Government department to offer PPE major
The government department is housed in Silsby Hall.
Starting this fall, Dartmouth’s government department will offer three new modified majors, collectively called politics, philosophy and economics. In addition to the traditional government major, students will be able to major in “government modified with economics,” “government modified with philosophy” and “government modified.”
The first two offerings, “government modified with economics” and “government modified with philosophy” are government majors with additional classes in economics and philosophy respectively, while “government modified” includes classes in government as well as two classes in each philosophy and economics.
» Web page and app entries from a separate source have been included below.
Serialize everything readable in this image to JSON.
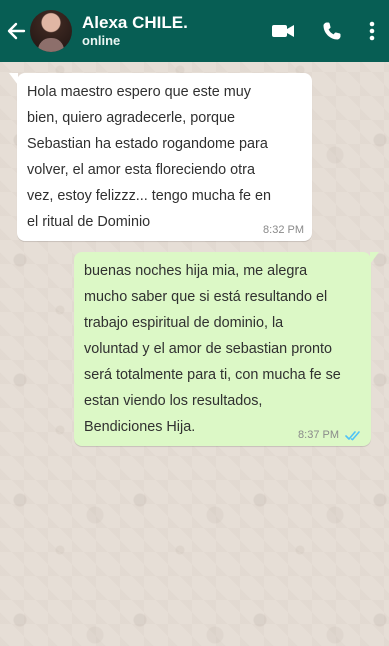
{
  "header": {
    "contact_name": "Alexa CHILE.",
    "status": "online",
    "back_icon": "arrow-left-icon",
    "video_icon": "video-call-icon",
    "phone_icon": "phone-call-icon",
    "menu_icon": "more-vert-icon",
    "bg_color": "#075e54"
  },
  "messages": [
    {
      "direction": "incoming",
      "text": "Hola maestro espero que este muy\nbien, quiero agradecerle, porque\nSebastian ha estado rogandome para\nvolver, el amor esta floreciendo otra\nvez, estoy felizzz... tengo mucha fe en\nel ritual de Dominio",
      "time": "8:32 PM"
    },
    {
      "direction": "outgoing",
      "text": "buenas noches hija mia, me alegra\nmucho saber que si está resultando el\ntrabajo espiritual de dominio, la\nvoluntad y el amor de sebastian pronto\nserá totalmente para ti, con mucha fe se\nestan viendo los resultados,\nBendiciones Hija.",
      "time": "8:37 PM",
      "read_icon": "double-check-icon",
      "read_color": "#4fc3f7"
    }
  ],
  "colors": {
    "incoming_bubble": "#ffffff",
    "outgoing_bubble": "#dcf8c6",
    "wallpaper": "#e6ded6"
  }
}
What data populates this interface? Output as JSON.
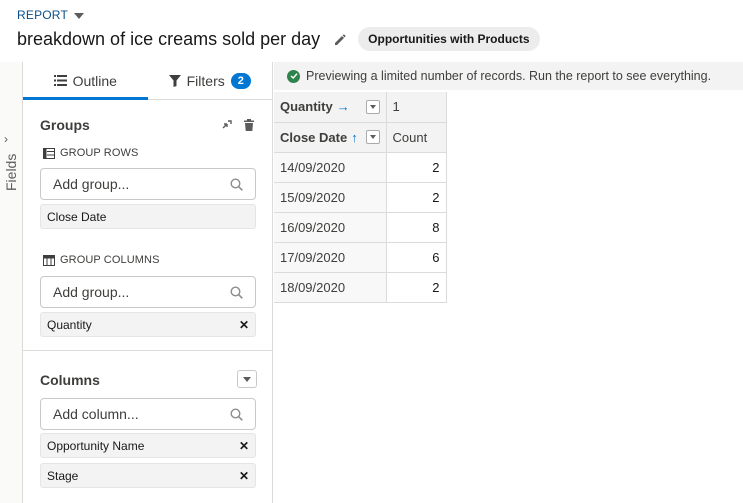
{
  "header": {
    "report_label": "REPORT",
    "title": "breakdown of ice creams sold per day",
    "report_type": "Opportunities with Products"
  },
  "fields_tab": {
    "label": "Fields"
  },
  "panel": {
    "tabs": [
      {
        "label": "Outline",
        "icon": "list-icon"
      },
      {
        "label": "Filters",
        "icon": "filter-icon",
        "badge": "2"
      }
    ],
    "groups": {
      "title": "Groups",
      "group_rows_label": "GROUP ROWS",
      "group_rows_placeholder": "Add group...",
      "group_rows": [
        "Close Date"
      ],
      "group_columns_label": "GROUP COLUMNS",
      "group_columns_placeholder": "Add group...",
      "group_columns": [
        "Quantity"
      ]
    },
    "columns": {
      "title": "Columns",
      "placeholder": "Add column...",
      "items": [
        "Opportunity Name",
        "Stage"
      ]
    }
  },
  "preview": {
    "banner": "Previewing a limited number of records. Run the report to see everything.",
    "col_group_header": "Quantity",
    "col_group_value": "1",
    "row_group_header": "Close Date",
    "measure_header": "Count",
    "rows": [
      {
        "date": "14/09/2020",
        "count": "2"
      },
      {
        "date": "15/09/2020",
        "count": "2"
      },
      {
        "date": "16/09/2020",
        "count": "8"
      },
      {
        "date": "17/09/2020",
        "count": "6"
      },
      {
        "date": "18/09/2020",
        "count": "2"
      }
    ]
  },
  "colors": {
    "accent": "#0176d3",
    "success": "#2e844a",
    "report_label": "#0b4f8a"
  }
}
“The government department notoriously hasn’t modified majors in many decades,” said government professor James Murphy, who initiated the PPE offerings.
Despite the difficulty in modifying the major in the past, Murphy noted that government students frequently take philosophy and economics classes to complement their main courses. He said he believes that the new PPE modified majors offer “official recognition on the transcript for the kind of interdisciplinary coursework these students have been doing anyway.”
Murphy also cited the Political Economy Project — a program that combines a variety of viewpoints regarding the intersections between economics, politics and ethics — as another reason for the modified offerings.
“[The Political Economy Project] has brought a lot of attention, funding, courses, new faculty to the college precisely to teach political economy, which is an essential component of PPE,” Murphy said.
Philosophy department chair Samuel Levey echoed this sentiment.
“The Political Economy Project is the place where the natural overlap of these areas already exists,” Levey said. “I think the time was right for there to be more integrated curricular programming.”
The Politics, Philosophy and Economics program was first established at Oxford University in England in the 1920s, and has famously graduated a significant proportion of Britain’s elite. According to Murphy, there are PPE programs at more than 200 universities around the world.
“It’s quite an internationally successful program, and no wonder,” Murphy said. “Politics, philosophy and economics represent the most fundamental tools that students will need to address real-world problems.”
Murphy believes that the value of PPE originates from teaching students about the intersection of these fields.
“Problems in the actual world don’t come separated into political problems, economic problems, or moral and philosophical problems, so you need a complete toolkit to address [them], and that’s what PPE offers,” Murphy said.
The three government modified majors will be available to every current class. According to Murphy, some seniors may be eligible to change their declared majors towards PPE. Similarly, the government honors thesis program is open to the three modified majors, according to Murphy.
“Students could work with economics and philosophy faculty as part of their government thesis program,” Murphy said.
Opinions differ as to whether PPE could become a self-standing program or department in the future. According to Murphy, provided there is great enough interest in PPE, faculty could potentially propose it as an independent program or department. Levey similarly stated that such an endeavor could work at the College if it hired faculty to teach all the classes in the right areas.
Economics department chair Nina Pavcnik said that there may not be the need for a new department because the liberal arts education offered at Dartmouth reduces the need for a pre-defined PPE department.
Whether these modified majors will alter the numbers of traditional majors in government, philosophy or economics remains to be seen. According to statistics provided by the College’s Office for Institutional Research, economics and government are the most popular majors at the College, each comprising 14 percent of the student body.
According to Murphy, many people opting for one of the modified majors would likely major in government anyway. However, he said he believes the new interdisciplinary options could potentially attract new students to the government major, and Levey said there could be a strong surge of interest in the ethics and political philosophy classes related to the modified majors.
Pavcnik noted that it will be difficult to quantify its impact because “[PPE] is a very different major from the regular economics major.” She added that it was up to students to decide what they wanted to “get out” of the major.
Other universities in the United States have also adopted the PPE model under a variety of forms, including Duke University, Emory University, the University of Pennsylvania, the University of Richmond and Yale University.
Duke offers a Philosophy, Politics, & Economics certificate program, which is an interdisciplinary minor consisting of six classes. The program has been offered since 2004, and was inspired by the PPE program at Oxford, according to Duke professor Michael Munger, the director of PPE at Duke.
At Duke, PPE begins with a “gateway course” and ends with a “capstone course,” both of which are taught every year by several faculty members. The other four classes are a choice of electives from a pre-approved list of courses. According to Munger, while hundreds of students take the gateway course, only 28-35 people finish the certificate every year because of its demanding nature.